INDIANAPOLIS – A main stat that sticks out to me when taking a step back and looking at the Verizon IndyCar Series season thus far has been just how quiet Chip Ganassi Racing has been in 2018. Out of the 527 laps run in the four races this year, CGR drivers have led a combined zero of them. That’s shocking.
Penske has led the most at 195 circuits led with Schmidt Peterson Motorsports next with 133. Dale Coyne Racing also has led 103 laps led, all by Sebastien Bourdais. Andretti Autosport is next with 84, followed by Rahal/Letterman/Lanigan Racing (7) and Ed Carpenter Racing (5).
That’s why it’s so shocking that a driver like Scott Dixon has not led a lap yet in 2018. He’s led over 5,000 laps in his storied career. Everyone assumed that the “Ice man” would be the one to beat with this new car. While he’s been running up front, he’s been very quiet.
Dixon, finished sixth in St. Pete, fourth in Phoenix and sixth at Barber. He was 11th in Long Beach too. Not horrible stats per say. But, in St. Pete, he made a mistake on pit road and even a rare mistake on track where he got into Turn 1 too hot and into the back of Takuma Sato. He still rebounded with a top 10 finish. At Phoenix, he started 17th. He’d charge hard for a top five. At Barber, he was off strategy and nearly made it work. If not for rain, he’d likely finish third. At Long Beach, he was going for a podium, but an ill-timed caution forced him to pit when the pits were closed and a finish outside of the top 10.
Take his teammate Ed Jones too as an example. Jones, finished eighth in St. Pete and third in Long Beach. He was running second with 21 laps-to-go at Phoenix before crashing. At Barber, he was inside of the top 10 before an electrical problem took him out of the race.
So, for Dixon, I can make a case where he would have had two straight podium finishes heading to Indy with a worst finish of sixth. For Jones, I can make a case where he would have finished inside the top 10 in all four races this year, two of which podiums too.

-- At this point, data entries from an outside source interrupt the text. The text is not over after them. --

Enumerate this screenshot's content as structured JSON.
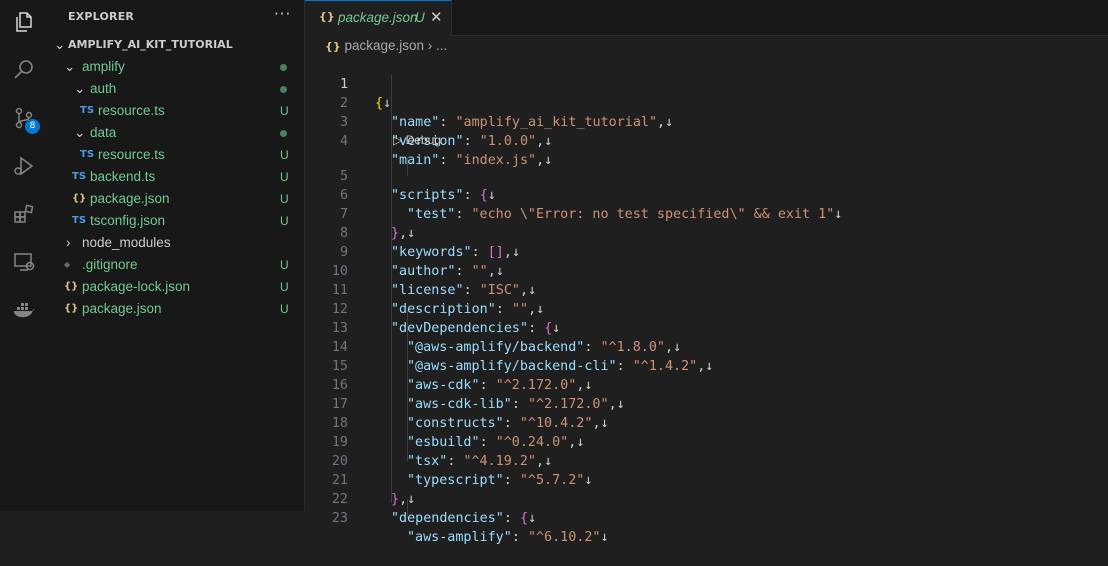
{
  "explorer": {
    "title": "EXPLORER",
    "more": "···",
    "root": "AMPLIFY_AI_KIT_TUTORIAL",
    "items": [
      {
        "label": "amplify",
        "status": ""
      },
      {
        "label": "auth",
        "status": ""
      },
      {
        "icon": "TS",
        "label": "resource.ts",
        "status": "U"
      },
      {
        "label": "data",
        "status": ""
      },
      {
        "icon": "TS",
        "label": "resource.ts",
        "status": "U"
      },
      {
        "icon": "TS",
        "label": "backend.ts",
        "status": "U"
      },
      {
        "icon": "{}",
        "label": "package.json",
        "status": "U"
      },
      {
        "icon": "TS",
        "label": "tsconfig.json",
        "status": "U"
      },
      {
        "label": "node_modules",
        "status": ""
      },
      {
        "icon": "◆",
        "label": ".gitignore",
        "status": "U"
      },
      {
        "icon": "{}",
        "label": "package-lock.json",
        "status": "U"
      },
      {
        "icon": "{}",
        "label": "package.json",
        "status": "U"
      }
    ]
  },
  "activity": {
    "scm_badge": "8"
  },
  "tab": {
    "icon": "{}",
    "name": "package.json",
    "status": "U",
    "close": "✕"
  },
  "breadcrumb": {
    "icon": "{}",
    "file": "package.json",
    "sep": "›",
    "more": "..."
  },
  "codelens": {
    "label": "Debug"
  },
  "code": {
    "return_glyph": "↓",
    "line_numbers": [
      "1",
      "2",
      "3",
      "4",
      "5",
      "6",
      "7",
      "8",
      "9",
      "10",
      "11",
      "12",
      "13",
      "14",
      "15",
      "16",
      "17",
      "18",
      "19",
      "20",
      "21",
      "22",
      "23"
    ],
    "entries": {
      "name": [
        "\"name\"",
        "\"amplify_ai_kit_tutorial\""
      ],
      "version": [
        "\"version\"",
        "\"1.0.0\""
      ],
      "main": [
        "\"main\"",
        "\"index.js\""
      ],
      "scripts": [
        "\"scripts\""
      ],
      "test": [
        "\"test\"",
        "\"echo \\\"Error: no test specified\\\" && exit 1\""
      ],
      "keywords": [
        "\"keywords\""
      ],
      "author": [
        "\"author\"",
        "\"\""
      ],
      "license": [
        "\"license\"",
        "\"ISC\""
      ],
      "description": [
        "\"description\"",
        "\"\""
      ],
      "devDependencies": [
        "\"devDependencies\""
      ],
      "d1": [
        "\"@aws-amplify/backend\"",
        "\"^1.8.0\""
      ],
      "d2": [
        "\"@aws-amplify/backend-cli\"",
        "\"^1.4.2\""
      ],
      "d3": [
        "\"aws-cdk\"",
        "\"^2.172.0\""
      ],
      "d4": [
        "\"aws-cdk-lib\"",
        "\"^2.172.0\""
      ],
      "d5": [
        "\"constructs\"",
        "\"^10.4.2\""
      ],
      "d6": [
        "\"esbuild\"",
        "\"^0.24.0\""
      ],
      "d7": [
        "\"tsx\"",
        "\"^4.19.2\""
      ],
      "d8": [
        "\"typescript\"",
        "\"^5.7.2\""
      ],
      "dependencies": [
        "\"dependencies\""
      ],
      "p1": [
        "\"aws-amplify\"",
        "\"^6.10.2\""
      ]
    }
  },
  "colors": {
    "accent": "#0078d4",
    "untracked": "#73c991",
    "string": "#ce9178",
    "key": "#9cdcfe",
    "bracket1": "#ffd700",
    "bracket2": "#da70d6",
    "bracket3": "#179fff"
  }
}
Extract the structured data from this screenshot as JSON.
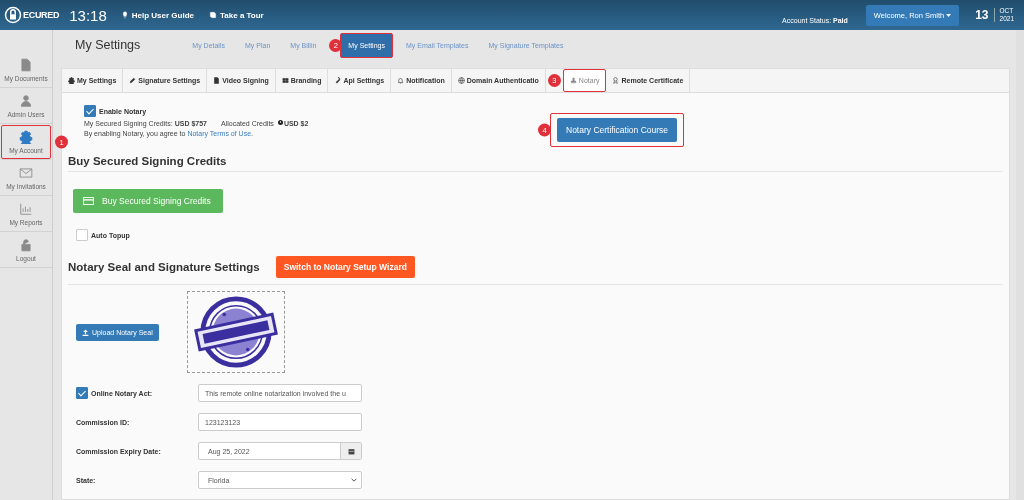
{
  "header": {
    "logo_text": "ECURED",
    "time": "13:18",
    "links": [
      {
        "label": "Help User Guide"
      },
      {
        "label": "Take a Tour"
      }
    ],
    "account_status_label": "Account Status:",
    "account_status": "Paid",
    "welcome": "Welcome,  Ron Smith",
    "date_day": "13",
    "date_month": "OCT",
    "date_year": "2021"
  },
  "sidebar": [
    {
      "label": "My Documents",
      "selected": false
    },
    {
      "label": "Admin Users",
      "selected": false
    },
    {
      "label": "My Account",
      "selected": true,
      "callout": "1"
    },
    {
      "label": "My Invitations",
      "selected": false
    },
    {
      "label": "My Reports",
      "selected": false
    },
    {
      "label": "Logout",
      "selected": false
    }
  ],
  "page_title": "My Settings",
  "nav": [
    {
      "label": "My Details",
      "selected": false
    },
    {
      "label": "My Plan",
      "selected": false
    },
    {
      "label": "My Billin",
      "selected": false
    },
    {
      "label": "My Settings",
      "selected": true,
      "callout": "2"
    },
    {
      "label": "My Email Templates",
      "selected": false
    },
    {
      "label": "My Signature Templates",
      "selected": false
    }
  ],
  "tabs": [
    {
      "label": "My Settings",
      "selected": false
    },
    {
      "label": "Signature Settings",
      "selected": false
    },
    {
      "label": "Video Signing",
      "selected": false
    },
    {
      "label": "Branding",
      "selected": false
    },
    {
      "label": "Api Settings",
      "selected": false
    },
    {
      "label": "Notification",
      "selected": false
    },
    {
      "label": "Domain Authenticatio",
      "selected": false
    },
    {
      "label": "Notary",
      "selected": true,
      "callout": "3"
    },
    {
      "label": "Remote Certificate",
      "selected": false
    }
  ],
  "notary": {
    "enable_label": "Enable Notary",
    "enabled": true,
    "credits_label": "My Secured Signing Credits:",
    "credits": "USD $757",
    "allocated_label": "Allocated Credits",
    "allocated": "USD $2",
    "terms_text": "By enabling Notary, you agree to",
    "terms_link": "Notary Terms of Use",
    "terms_end": ".",
    "course_button": "Notary Certification Course",
    "course_callout": "4"
  },
  "buy": {
    "heading": "Buy Secured Signing Credits",
    "button": "Buy Secured Signing Credits",
    "auto_topup_label": "Auto Topup",
    "auto_topup": false
  },
  "seal": {
    "heading": "Notary Seal and Signature Settings",
    "wizard_button": "Switch to Notary Setup Wizard",
    "upload_button": "Upload Notary Seal"
  },
  "form": [
    {
      "kind": "text",
      "label": "Online Notary Act:",
      "checked": true,
      "value": "This remote online notarization involved the u"
    },
    {
      "kind": "text",
      "label": "Commission ID:",
      "value": "123123123"
    },
    {
      "kind": "date",
      "label": "Commission Expiry Date:",
      "value": "Aug 25, 2022"
    },
    {
      "kind": "select",
      "label": "State:",
      "value": "Florida"
    }
  ]
}
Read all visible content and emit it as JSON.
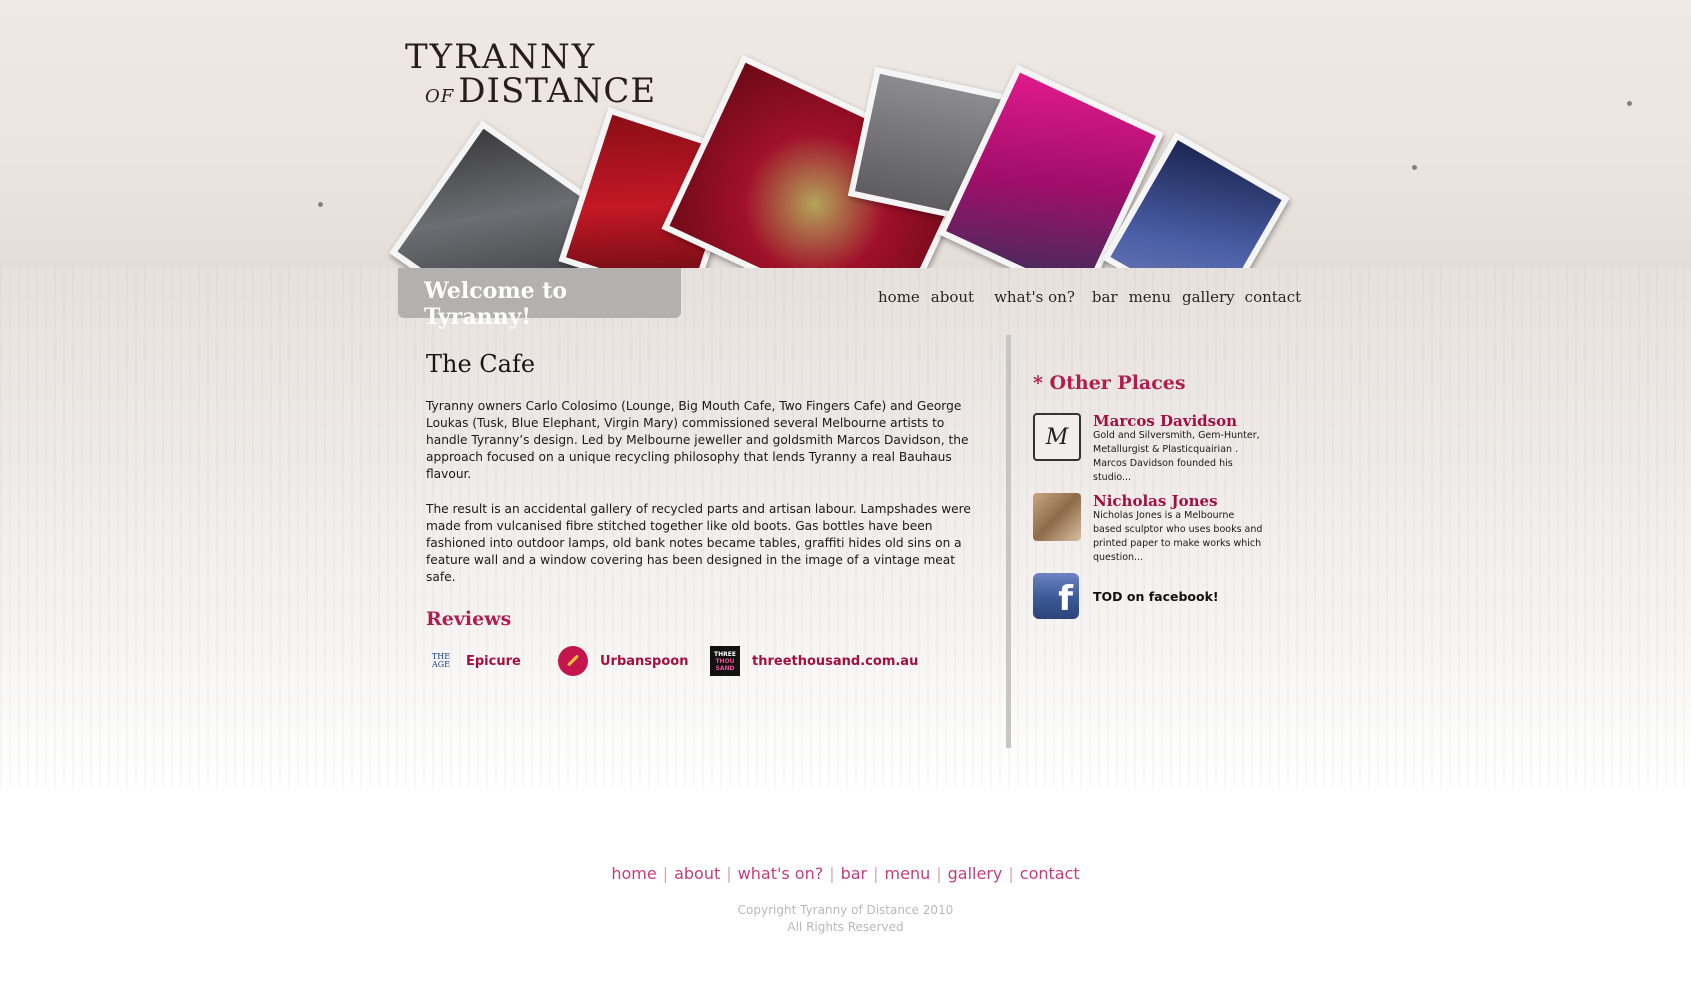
{
  "header": {
    "logo_line1": "TYRANNY",
    "logo_of": "OF",
    "logo_line2": "DISTANCE"
  },
  "welcome": "Welcome to Tyranny!",
  "nav": [
    "home",
    "about",
    "what's on?",
    "bar",
    "menu",
    "gallery",
    "contact"
  ],
  "main": {
    "title": "The Cafe",
    "paragraphs": [
      "Tyranny owners Carlo Colosimo (Lounge, Big Mouth Cafe, Two Fingers Cafe) and George Loukas (Tusk, Blue Elephant, Virgin Mary) commissioned several Melbourne artists to handle Tyranny’s design. Led by Melbourne jeweller and goldsmith Marcos Davidson, the approach focused on a unique recycling philosophy that lends Tyranny a real Bauhaus flavour.",
      "The result is an accidental gallery of recycled parts and artisan labour. Lampshades were made from vulcanised fibre stitched together like old boots. Gas bottles have been fashioned into outdoor lamps, old bank notes became tables, graffiti hides old sins on a feature wall and a window covering has been designed in the image of a vintage meat safe."
    ],
    "reviews_title": "Reviews",
    "reviews": [
      {
        "label": "Epicure",
        "icon": "the-age-icon",
        "icon_text": [
          "THE",
          "AGE"
        ]
      },
      {
        "label": "Urbanspoon",
        "icon": "urbanspoon-icon"
      },
      {
        "label": "threethousand.com.au",
        "icon": "threethousand-icon",
        "icon_text": [
          "THREE",
          "THOU",
          "SAND"
        ]
      }
    ]
  },
  "sidebar": {
    "title": "* Other Places",
    "places": [
      {
        "name": "Marcos Davidson",
        "desc": "Gold and Silversmith, Gem-Hunter, Metallurgist & Plasticquairian . Marcos Davidson founded his studio...",
        "thumb_text": "M"
      },
      {
        "name": "Nicholas Jones",
        "desc": "Nicholas Jones is a Melbourne based sculptor who uses books and printed paper to make works which question..."
      }
    ],
    "facebook_label": "TOD on facebook!",
    "facebook_glyph": "f"
  },
  "footer": {
    "nav": [
      "home",
      "about",
      "what's on?",
      "bar",
      "menu",
      "gallery",
      "contact"
    ],
    "copyright": "Copyright Tyranny of Distance 2010",
    "rights": "All Rights Reserved"
  },
  "colors": {
    "accent": "#b01e4e",
    "footer_link": "#c23f7a",
    "welcome_tab": "#b3b1b0"
  }
}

That’s why despite zero laps led, I’m not too concerned about Ganassi at this point.
What about Simon Pagenaud? He’s led just three total laps this year. He has yet to finish inside of the top five. But, like the Ganassi boys, I’m not worried about him either. He was a bit off at St. Pete, but so was all the Chevy cars. At Phoenix, he was strong, a top five car that night, but a pit road error early on cost him the finish he deserved. In Long Beach, he was taken out by Graham Rahal in the first turn on the opening lap. Not his fault. At Barber, he was just on the wrong end of the strategy.
I would think all three of these drivers will turn things around at Indy.